Entries from a dataset of interfaces:
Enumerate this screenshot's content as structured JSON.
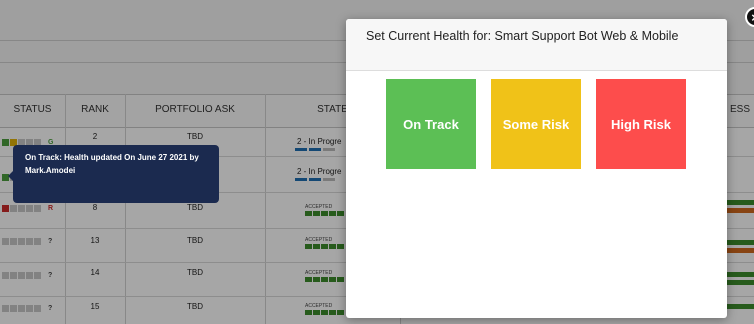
{
  "table": {
    "headers": {
      "status": "STATUS",
      "rank": "RANK",
      "portfolio_ask": "PORTFOLIO ASK",
      "state": "STATE",
      "progress_partial": "ESS"
    },
    "rows": [
      {
        "status_letter": "G",
        "rank": "2",
        "ask": "TBD",
        "state": "2 - In Progre"
      },
      {
        "status_letter": "",
        "rank": "",
        "ask": "",
        "state": "2 - In Progre"
      },
      {
        "status_letter": "R",
        "rank": "8",
        "ask": "TBD",
        "state": "ACCEPTED"
      },
      {
        "status_letter": "?",
        "rank": "13",
        "ask": "TBD",
        "state": "ACCEPTED"
      },
      {
        "status_letter": "?",
        "rank": "14",
        "ask": "TBD",
        "state": "ACCEPTED"
      },
      {
        "status_letter": "?",
        "rank": "15",
        "ask": "TBD",
        "state": "ACCEPTED"
      }
    ]
  },
  "tooltip": {
    "text": "On Track: Health updated On June 27 2021 by Mark.Amodei"
  },
  "modal": {
    "title": "Set Current Health for: Smart Support Bot Web & Mobile",
    "options": [
      {
        "label": "On Track",
        "color": "#5cbf55"
      },
      {
        "label": "Some Risk",
        "color": "#f0c218"
      },
      {
        "label": "High Risk",
        "color": "#fd4d4c"
      }
    ],
    "close_label": "×"
  }
}
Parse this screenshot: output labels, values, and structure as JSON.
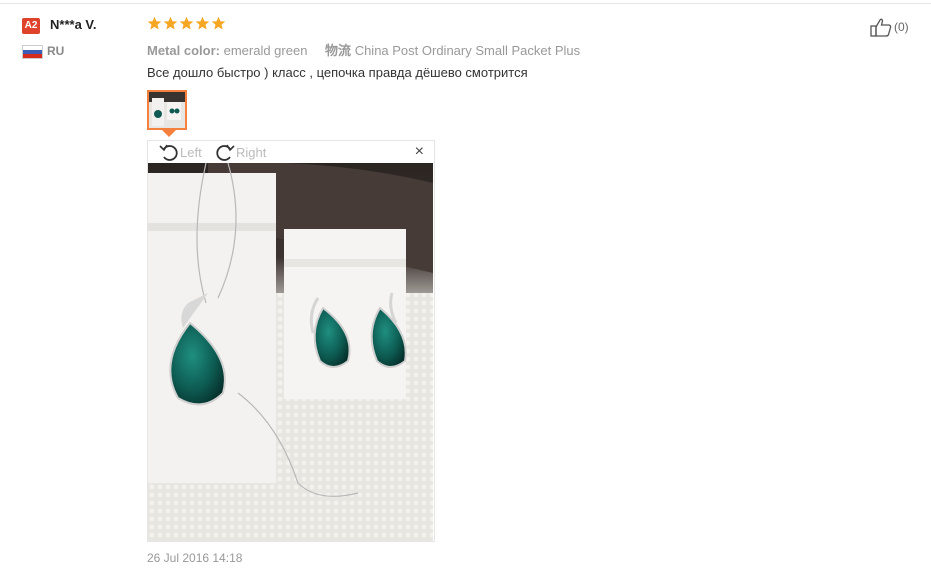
{
  "user": {
    "badge": "A2",
    "name": "N***a V.",
    "country": "RU"
  },
  "rating": {
    "stars": 5,
    "max": 5,
    "color": "#f5a623"
  },
  "attributes": {
    "color_label": "Metal color:",
    "color_value": "emerald green",
    "shipping_label": "物流",
    "shipping_value": "China Post Ordinary Small Packet Plus"
  },
  "review": {
    "text": "Все дошло быстро ) класс , цепочка правда дёшево смотрится",
    "date": "26 Jul 2016 14:18"
  },
  "viewer": {
    "rotate_left": "Left",
    "rotate_right": "Right",
    "close": "×"
  },
  "helpful": {
    "count": "(0)"
  },
  "colors": {
    "accent": "#f5803e",
    "badge": "#e0432b"
  }
}
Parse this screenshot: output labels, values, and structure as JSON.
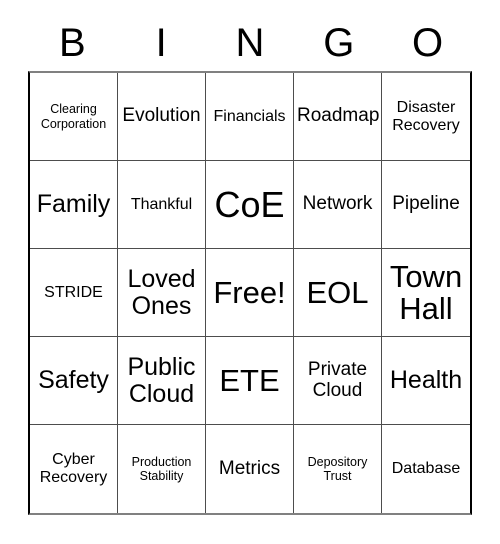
{
  "card": {
    "title": "BINGO",
    "header_letters": [
      "B",
      "I",
      "N",
      "G",
      "O"
    ],
    "grid_size": "5x5",
    "colors": {
      "background": "#ffffff",
      "text": "#000000",
      "grid_line": "#4d4d4d",
      "outer_border": "#000000"
    },
    "rows": [
      [
        {
          "label": "Clearing\nCorporation",
          "size": "xs",
          "free": false
        },
        {
          "label": "Evolution",
          "size": "m",
          "free": false
        },
        {
          "label": "Financials",
          "size": "s",
          "free": false
        },
        {
          "label": "Roadmap",
          "size": "m",
          "free": false
        },
        {
          "label": "Disaster\nRecovery",
          "size": "s",
          "free": false
        }
      ],
      [
        {
          "label": "Family",
          "size": "l",
          "free": false
        },
        {
          "label": "Thankful",
          "size": "s",
          "free": false
        },
        {
          "label": "CoE",
          "size": "xxl",
          "free": false
        },
        {
          "label": "Network",
          "size": "m",
          "free": false
        },
        {
          "label": "Pipeline",
          "size": "m",
          "free": false
        }
      ],
      [
        {
          "label": "STRIDE",
          "size": "s",
          "free": false
        },
        {
          "label": "Loved\nOnes",
          "size": "l",
          "free": false
        },
        {
          "label": "Free!",
          "size": "xl",
          "free": true
        },
        {
          "label": "EOL",
          "size": "xl",
          "free": false
        },
        {
          "label": "Town\nHall",
          "size": "xl",
          "free": false
        }
      ],
      [
        {
          "label": "Safety",
          "size": "l",
          "free": false
        },
        {
          "label": "Public\nCloud",
          "size": "l",
          "free": false
        },
        {
          "label": "ETE",
          "size": "xl",
          "free": false
        },
        {
          "label": "Private\nCloud",
          "size": "m",
          "free": false
        },
        {
          "label": "Health",
          "size": "l",
          "free": false
        }
      ],
      [
        {
          "label": "Cyber\nRecovery",
          "size": "s",
          "free": false
        },
        {
          "label": "Production\nStability",
          "size": "xs",
          "free": false
        },
        {
          "label": "Metrics",
          "size": "m",
          "free": false
        },
        {
          "label": "Depository\nTrust",
          "size": "xs",
          "free": false
        },
        {
          "label": "Database",
          "size": "s",
          "free": false
        }
      ]
    ]
  }
}
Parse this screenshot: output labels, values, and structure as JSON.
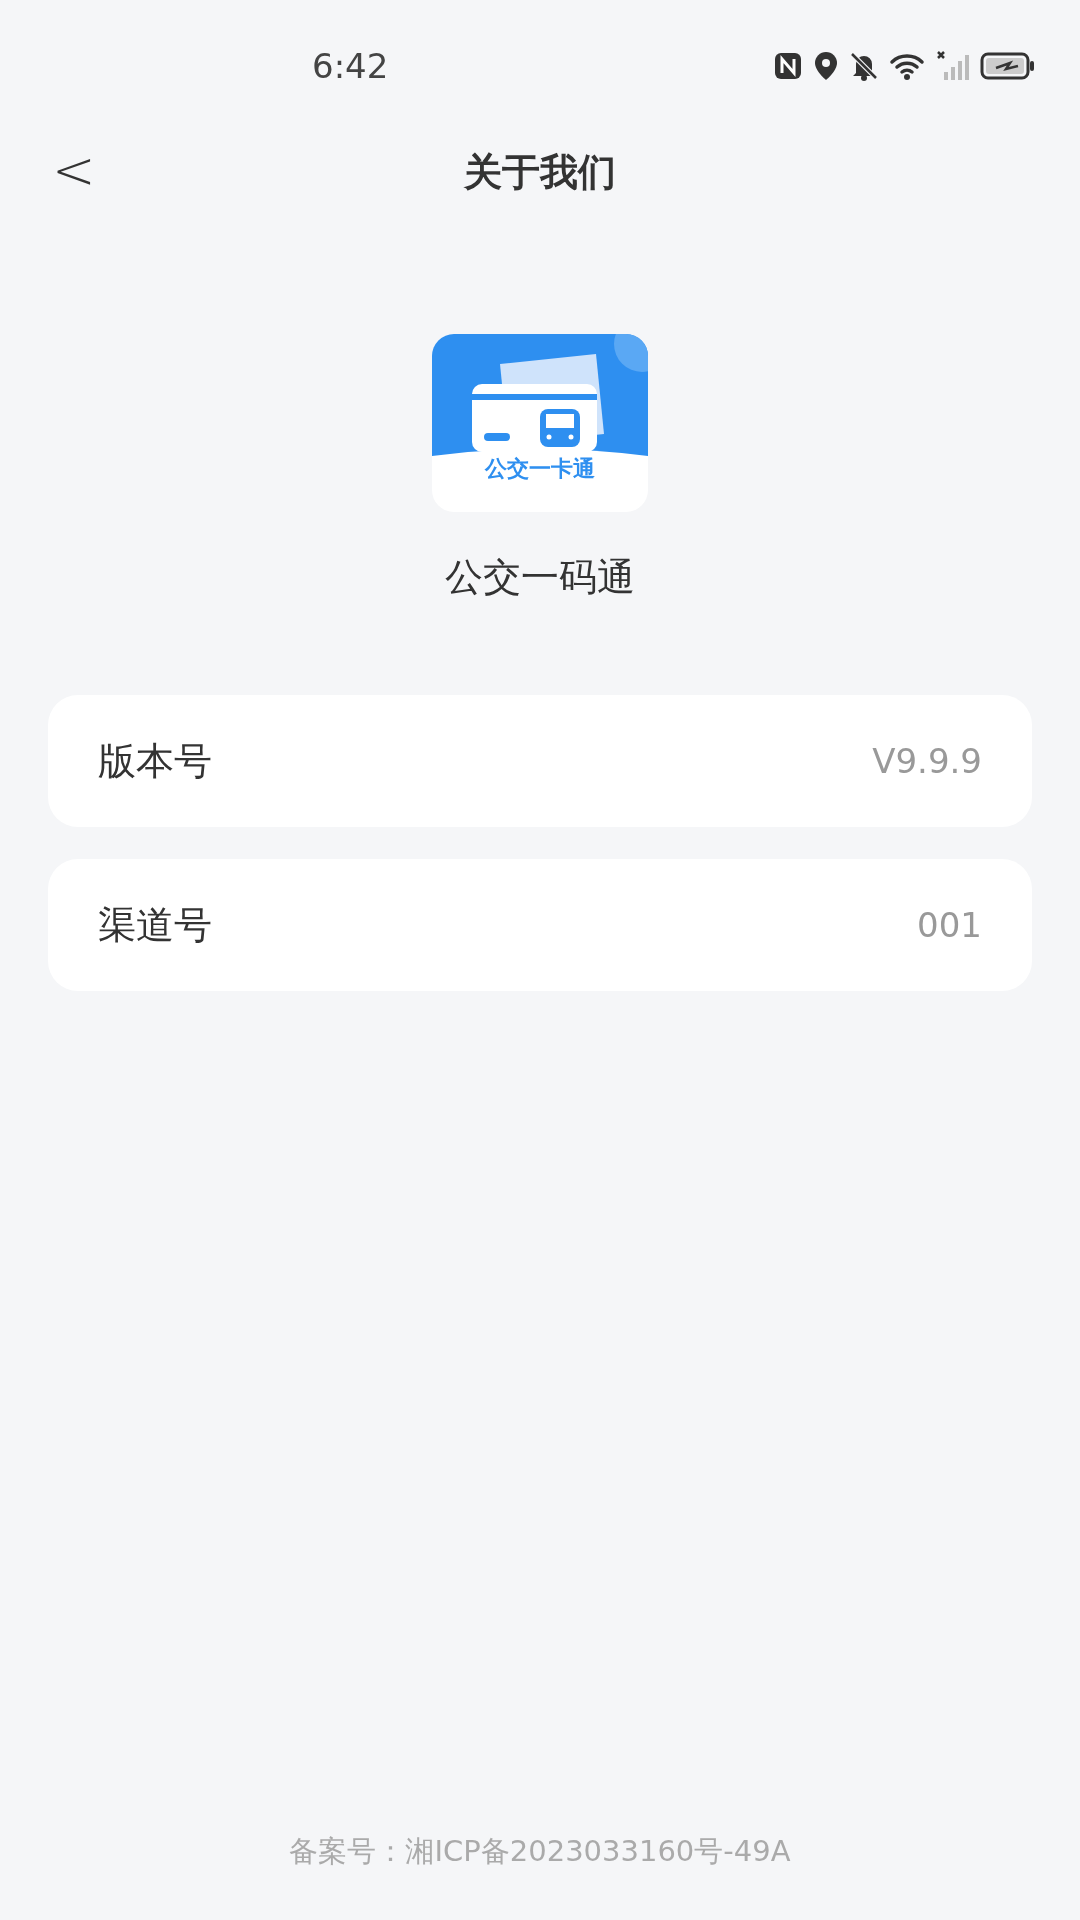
{
  "status_bar": {
    "time": "6:42"
  },
  "header": {
    "back": "<",
    "title": "关于我们"
  },
  "app": {
    "logo_text": "公交一卡通",
    "name": "公交一码通"
  },
  "info_rows": [
    {
      "label": "版本号",
      "value": "V9.9.9"
    },
    {
      "label": "渠道号",
      "value": "001"
    }
  ],
  "footer": {
    "record": "备案号：湘ICP备2023033160号-49A"
  }
}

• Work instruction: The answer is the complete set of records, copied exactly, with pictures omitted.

• Result for this exercise:
Enumerate this screenshot's content as structured JSON.
{
  "table": {
    "headers": {
      "status": "STATUS",
      "rank": "RANK",
      "portfolio_ask": "PORTFOLIO ASK",
      "state": "STATE",
      "progress_partial": "ESS"
    },
    "rows": [
      {
        "status_letter": "G",
        "rank": "2",
        "ask": "TBD",
        "state": "2 - In Progre"
      },
      {
        "status_letter": "",
        "rank": "",
        "ask": "",
        "state": "2 - In Progre"
      },
      {
        "status_letter": "R",
        "rank": "8",
        "ask": "TBD",
        "state": "ACCEPTED"
      },
      {
        "status_letter": "?",
        "rank": "13",
        "ask": "TBD",
        "state": "ACCEPTED"
      },
      {
        "status_letter": "?",
        "rank": "14",
        "ask": "TBD",
        "state": "ACCEPTED"
      },
      {
        "status_letter": "?",
        "rank": "15",
        "ask": "TBD",
        "state": "ACCEPTED"
      }
    ]
  },
  "tooltip": {
    "text": "On Track: Health updated On June 27 2021 by Mark.Amodei"
  },
  "modal": {
    "title": "Set Current Health for: Smart Support Bot Web & Mobile",
    "options": [
      {
        "label": "On Track",
        "color": "#5cbf55"
      },
      {
        "label": "Some Risk",
        "color": "#f0c218"
      },
      {
        "label": "High Risk",
        "color": "#fd4d4c"
      }
    ],
    "close_label": "×"
  }
}
Parse this screenshot: output labels, values, and structure as JSON.
{
  "user": {
    "badge": "A2",
    "name": "N***a V.",
    "country": "RU"
  },
  "rating": {
    "stars": 5,
    "max": 5,
    "color": "#f5a623"
  },
  "attributes": {
    "color_label": "Metal color:",
    "color_value": "emerald green",
    "shipping_label": "物流",
    "shipping_value": "China Post Ordinary Small Packet Plus"
  },
  "review": {
    "text": "Все дошло быстро ) класс , цепочка правда дёшево смотрится",
    "date": "26 Jul 2016 14:18"
  },
  "viewer": {
    "rotate_left": "Left",
    "rotate_right": "Right",
    "close": "×"
  },
  "helpful": {
    "count": "(0)"
  },
  "colors": {
    "accent": "#f5803e",
    "badge": "#e0432b"
  }
}
Parse this screenshot: output labels, values, and structure as JSON.
{
  "card": {
    "title": "BINGO",
    "header_letters": [
      "B",
      "I",
      "N",
      "G",
      "O"
    ],
    "grid_size": "5x5",
    "colors": {
      "background": "#ffffff",
      "text": "#000000",
      "grid_line": "#4d4d4d",
      "outer_border": "#000000"
    },
    "rows": [
      [
        {
          "label": "Clearing\nCorporation",
          "size": "xs",
          "free": false
        },
        {
          "label": "Evolution",
          "size": "m",
          "free": false
        },
        {
          "label": "Financials",
          "size": "s",
          "free": false
        },
        {
          "label": "Roadmap",
          "size": "m",
          "free": false
        },
        {
          "label": "Disaster\nRecovery",
          "size": "s",
          "free": false
        }
      ],
      [
        {
          "label": "Family",
          "size": "l",
          "free": false
        },
        {
          "label": "Thankful",
          "size": "s",
          "free": false
        },
        {
          "label": "CoE",
          "size": "xxl",
          "free": false
        },
        {
          "label": "Network",
          "size": "m",
          "free": false
        },
        {
          "label": "Pipeline",
          "size": "m",
          "free": false
        }
      ],
      [
        {
          "label": "STRIDE",
          "size": "s",
          "free": false
        },
        {
          "label": "Loved\nOnes",
          "size": "l",
          "free": false
        },
        {
          "label": "Free!",
          "size": "xl",
          "free": true
        },
        {
          "label": "EOL",
          "size": "xl",
          "free": false
        },
        {
          "label": "Town\nHall",
          "size": "xl",
          "free": false
        }
      ],
      [
        {
          "label": "Safety",
          "size": "l",
          "free": false
        },
        {
          "label": "Public\nCloud",
          "size": "l",
          "free": false
        },
        {
          "label": "ETE",
          "size": "xl",
          "free": false
        },
        {
          "label": "Private\nCloud",
          "size": "m",
          "free": false
        },
        {
          "label": "Health",
          "size": "l",
          "free": false
        }
      ],
      [
        {
          "label": "Cyber\nRecovery",
          "size": "s",
          "free": false
        },
        {
          "label": "Production\nStability",
          "size": "xs",
          "free": false
        },
        {
          "label": "Metrics",
          "size": "m",
          "free": false
        },
        {
          "label": "Depository\nTrust",
          "size": "xs",
          "free": false
        },
        {
          "label": "Database",
          "size": "s",
          "free": false
        }
      ]
    ]
  }
}
Parse this screenshot: output labels, values, and structure as JSON.
{
  "status_bar": {
    "time": "6:42"
  },
  "header": {
    "back": "<",
    "title": "关于我们"
  },
  "app": {
    "logo_text": "公交一卡通",
    "name": "公交一码通"
  },
  "info_rows": [
    {
      "label": "版本号",
      "value": "V9.9.9"
    },
    {
      "label": "渠道号",
      "value": "001"
    }
  ],
  "footer": {
    "record": "备案号：湘ICP备2023033160号-49A"
  }
}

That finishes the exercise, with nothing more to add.